So my son called Bell to have the device removed. As it was still there today, Catherine became very upset. She phoned Bell to inquire about the removal. Not only did they have no record of someone having requested the removal of the device the previous day, it took her about forty minutes to have a new request on record. She was told that the person claiming her father's residence for the installation was a "Donna" Bonnell. Catherine pointed out that the phone number leads also (using a different reverse-411 service) to a W. Abouelkheir but of course that may have been a previous owner of that particular number.

Update: One day later a Bell technician removed it. There's obviously some element of fraud here since Ms. Bonnell's address was never what it claimed to be!

Monday, May 5

Simple arithmetic

I rarely go for a walk without my camera. Once, someone stopped me to ask if I was a photographer. "No," I said, "I just like to take pictures." It's a little like that with numbers. I like to play with them but that doesn't make me a mathematician.

Some time ago, Peter Luschny asked me to help him with the English in a mathematical treatise he is writing. I agreed. More recently he wanted me to calculate additional terms of a sequence therein and (after he explained the program he had written for it) I managed to do that. There had been an obvious and not unexpected size-bias in that sequence's terms at even indices versus the terms at odd indices. In particular, Peter noted that the terms at positions 2, 6, 10, 14, etc. were zero. In what was for me an unusual stance, I decided to see if I could prove it.

Consider a list of n -1s and n +1s: {-1, -1, -1, ..., +1, +1, +1}, 2n terms. What Peter's program does is accumulate those terms, then accumulate again the terms just derived, and — for all possible permutations of our list — count how often the final number in that second accumulation is zero. I better explain what I mean by accumulate. In Mathematica, Accumulate[{a, b, c, d}] yields {a, a+b, a+b+c, a+b+c+d}. We don't actually need to know what the exact permutation of our 2n terms is, only that they are all odd:

{odd, odd, odd, odd, odd, odd, odd, odd, ..., odd, odd}.

The first accumulation yields:

{odd, even, odd, even, odd, even, odd, even, ..., odd, even} (2n terms)

because of course an odd plus an odd is an even and an even plus an odd is an odd. The second accumulation (knowing that an even plus an even is another even) yields:

{odd, odd, even, even, odd, odd, even, even, ..., even, even} for 2n divisible by 4, or
{odd, odd, even, even, odd, odd, even, even, ..., odd, odd} for 2n not divisible by 4.

The important thing here is that in the latter case the final term is odd, thus never zero.
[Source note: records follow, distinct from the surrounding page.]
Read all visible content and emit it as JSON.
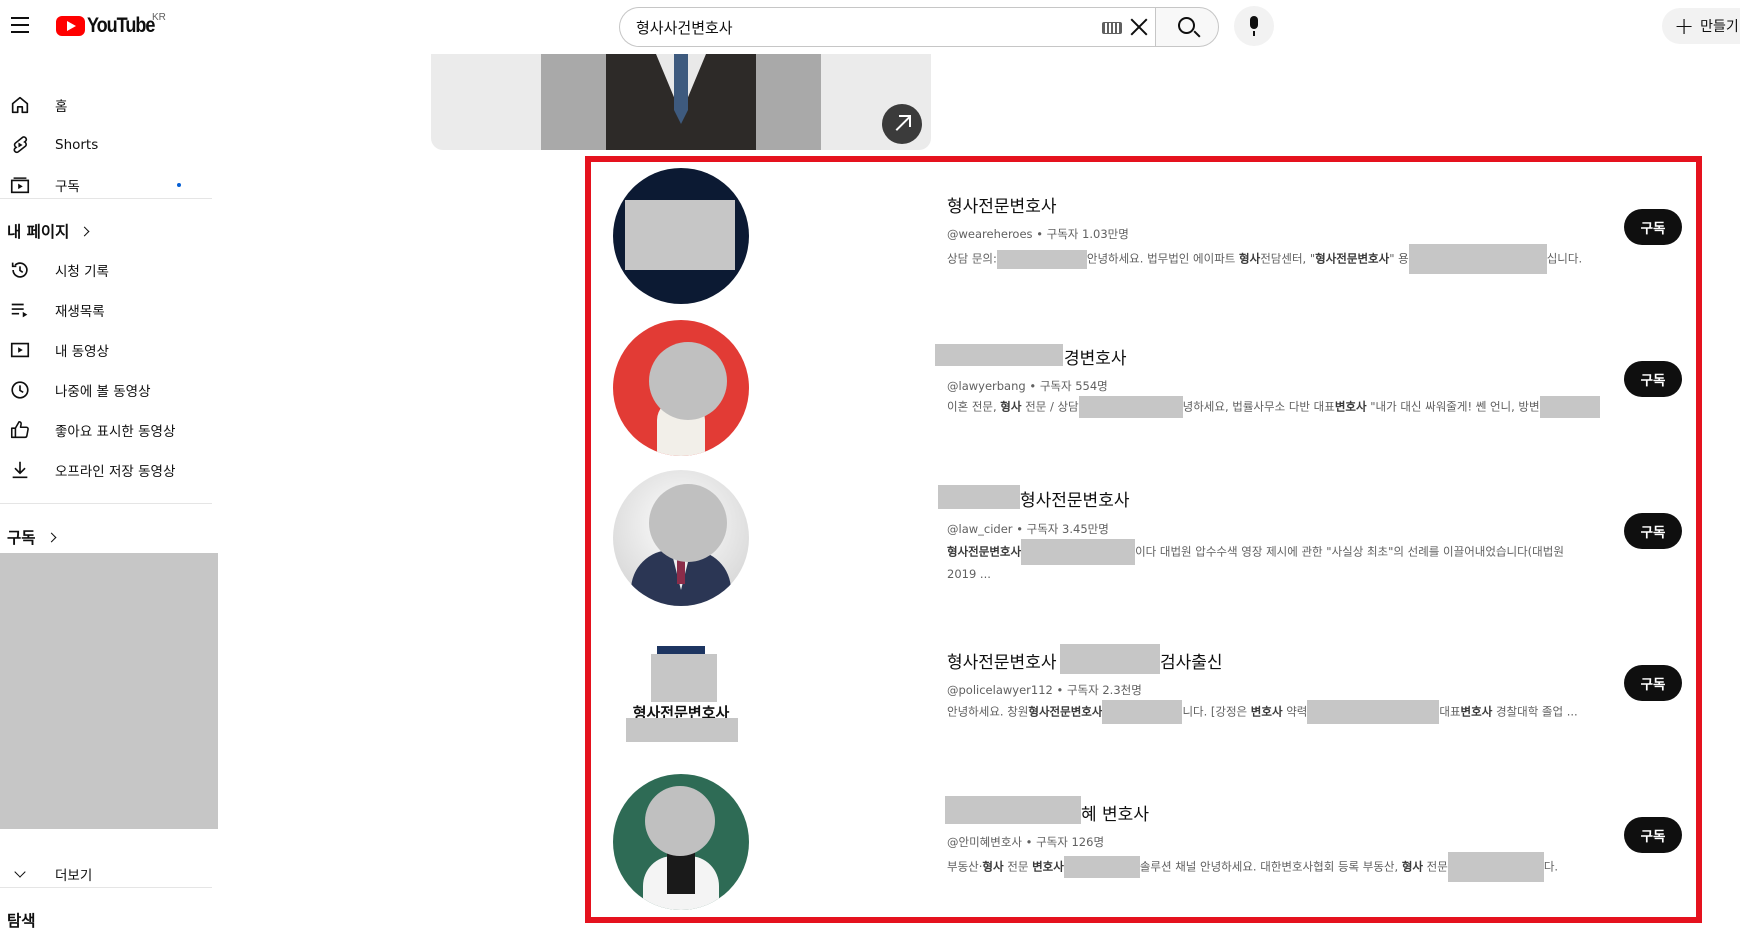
{
  "header": {
    "logo_text": "YouTube",
    "region": "KR",
    "search_value": "형사사건변호사",
    "create_label": "만들기"
  },
  "sidebar": {
    "main": [
      {
        "label": "홈",
        "icon": "home-icon"
      },
      {
        "label": "Shorts",
        "icon": "shorts-icon"
      },
      {
        "label": "구독",
        "icon": "subscriptions-icon"
      }
    ],
    "you_title": "내 페이지",
    "you_items": [
      {
        "label": "시청 기록",
        "icon": "history-icon"
      },
      {
        "label": "재생목록",
        "icon": "playlist-icon"
      },
      {
        "label": "내 동영상",
        "icon": "my-videos-icon"
      },
      {
        "label": "나중에 볼 동영상",
        "icon": "watch-later-icon"
      },
      {
        "label": "좋아요 표시한 동영상",
        "icon": "like-icon"
      },
      {
        "label": "오프라인 저장 동영상",
        "icon": "download-icon"
      }
    ],
    "subscriptions_title": "구독",
    "more_label": "더보기",
    "explore_title": "탐색"
  },
  "channels": [
    {
      "name": "형사전문변호사",
      "handle": "@weareheroes",
      "subs": "구독자 1.03만명",
      "desc_parts": [
        "상담 문의:",
        "안녕하세요. 법무법인 에이파트 ",
        "형사",
        "전담센터, \"",
        "형사전문변호사",
        "\" 용",
        "십니다."
      ],
      "subscribe_label": "구독"
    },
    {
      "name": "경변호사",
      "handle": "@lawyerbang",
      "subs": "구독자 554명",
      "desc_parts": [
        "이혼 전문, ",
        "형사",
        " 전문 / 상담",
        "녕하세요, 법률사무소 다반 대표",
        "변호사",
        " \"내가 대신 싸워줄게! 쎈 언니, 방변"
      ],
      "subscribe_label": "구독"
    },
    {
      "name": "형사전문변호사",
      "handle": "@law_cider",
      "subs": "구독자 3.45만명",
      "desc_parts": [
        "형사전문변호사",
        "이다 대법원 압수수색 영장 제시에 관한 \"사실상 최초\"의 선례를 이끌어내었습니다(대법원",
        "2019 ..."
      ],
      "subscribe_label": "구독"
    },
    {
      "name_start": "형사전문변호사",
      "name_end": "검사출신",
      "handle": "@policelawyer112",
      "subs": "구독자 2.3천명",
      "logo_text": "형사전문변호사",
      "desc_parts": [
        "안녕하세요. 창원",
        "형사전문변호사",
        "니다. [강정은 ",
        "변호사",
        " 약력",
        "대표",
        "변호사",
        " 경찰대학 졸업 ..."
      ],
      "subscribe_label": "구독"
    },
    {
      "name": "혜 변호사",
      "handle": "@안미혜변호사",
      "subs": "구독자 126명",
      "desc_parts": [
        "부동산·",
        "형사",
        " 전문 ",
        "변호사",
        "솔루션 채널 안녕하세요. 대한변호사협회 등록 부동산, ",
        "형사",
        " 전문",
        "다."
      ],
      "subscribe_label": "구독"
    }
  ],
  "meta_separator": "•"
}
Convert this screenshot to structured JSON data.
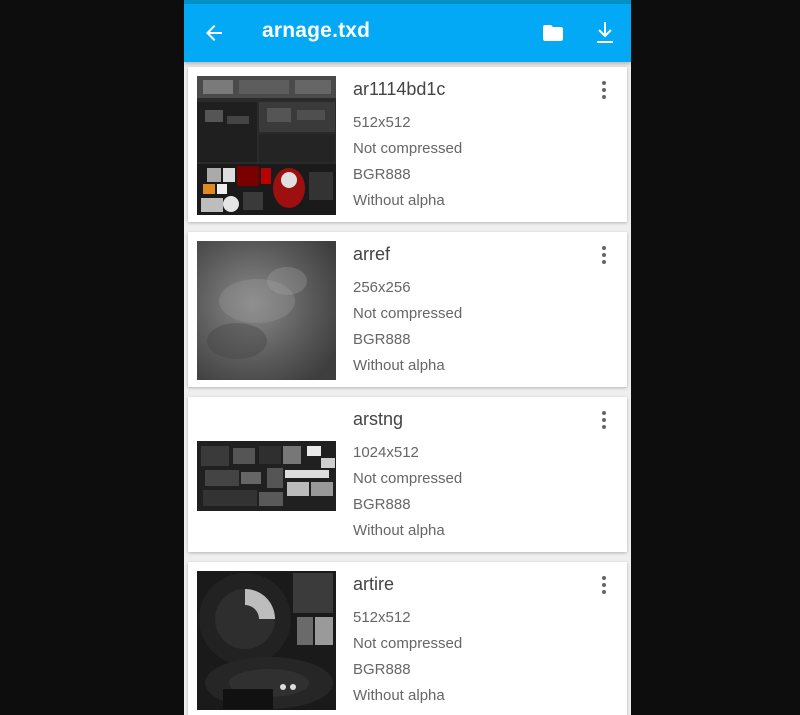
{
  "appbar": {
    "title": "arnage.txd",
    "back_icon": "arrow-left-icon",
    "folder_icon": "folder-icon",
    "download_icon": "download-icon",
    "color": "#03a9f4"
  },
  "textures": [
    {
      "name": "ar1114bd1c",
      "size": "512x512",
      "compression": "Not compressed",
      "format": "BGR888",
      "alpha": "Without alpha"
    },
    {
      "name": "arref",
      "size": "256x256",
      "compression": "Not compressed",
      "format": "BGR888",
      "alpha": "Without alpha"
    },
    {
      "name": "arstng",
      "size": "1024x512",
      "compression": "Not compressed",
      "format": "BGR888",
      "alpha": "Without alpha"
    },
    {
      "name": "artire",
      "size": "512x512",
      "compression": "Not compressed",
      "format": "BGR888",
      "alpha": "Without alpha"
    }
  ]
}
Since we are counting zeros, the total number for 2n = {2, 6, 10, 14, ...} will always be zero. The count in the other case, 2n = {0, 4, 8, 12, ...}, appears to be A063074.